The budget was not the only important item on our agenda. Ken Post and Director of Technology Matt Hepfer updated the Board about the town’s proposed fiber optic project. As you may be aware, Yankee Gas is planning to install natural gas lines throughout much of Wilton Center beginning next summer, presenting an opportunity to “piggyback” off that project to run conduit and fiber under the roads while they are exposed.
The purpose of the fiber would be to link the schools, the library, and the town hall complex as a way to protect the town’s data assets and ensure functionality of the town’s critical services during emergency periods. Each facility would have at least two “points of access,” so that if one entry point is disrupted, a back up would be in place to ensure continuity. In addition, the shared link would ensure critical back-up capability for all data.
Matt shared his opinion that the fiber optic plan is a “once in a lifetime opportunity,” given that Yankee Gas will be opening up the roads for the natural gas project. While the fiber optic project is estimated to cost $1.67 million, the cost would be as much as $1.3 million higher, if the roadwork needed to be done.
The town plans to conduct a public hearing on the issue.
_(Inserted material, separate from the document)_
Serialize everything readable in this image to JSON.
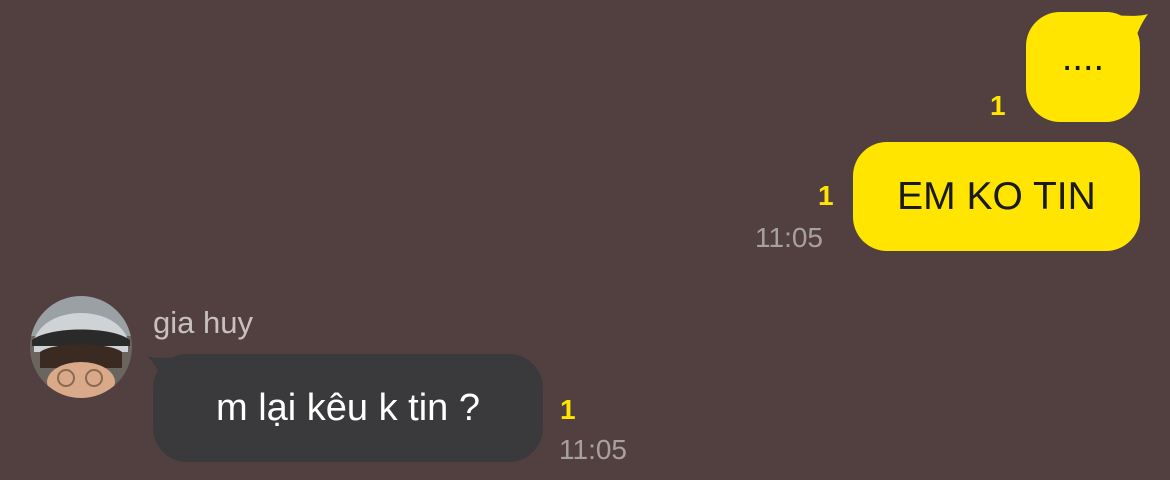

The hearing will take place on Wednesday evening, November 14 at Town Hall, Conference Room B at 7:30PM. Members of the public are encouraged to attend, and to express any thoughts they may have about the project.
Finally, the Board reviewed and approved updates to several existing policies, each of which has to do with public health. We approved changes to the district’s “health services program,” to reflect state law, which states that students will not be permitted to attend classes unless all state immunizations and health assessment requirements have been met.
We also approved changes to the district “Students/Staff with HIV, ARC (AIDS related complex), or AIDS” policy. The new policy takes into account current medical knowledge about this disease, and deletes the onerous reporting and self-identification processes that were included in the previous policy, first adopted in 1986, when the disease was not as understood as it is now. The Board approved an updated “Use of Automatic External Defibrillators (AED) policy, to ensure that staff is appropriately trained, and that the devices are accessible throughout the school buildings.
I hope you will agree that we had a busy and productive meeting. Our next meeting is scheduled for Monday, November 5 at 7pm in the Wilton High School Professional Library (please note that this deviates from our normal Thursday night meeting schedule). Among other agenda items, we will review the district’s standardized testing performance. As always, the public is welcome to attend.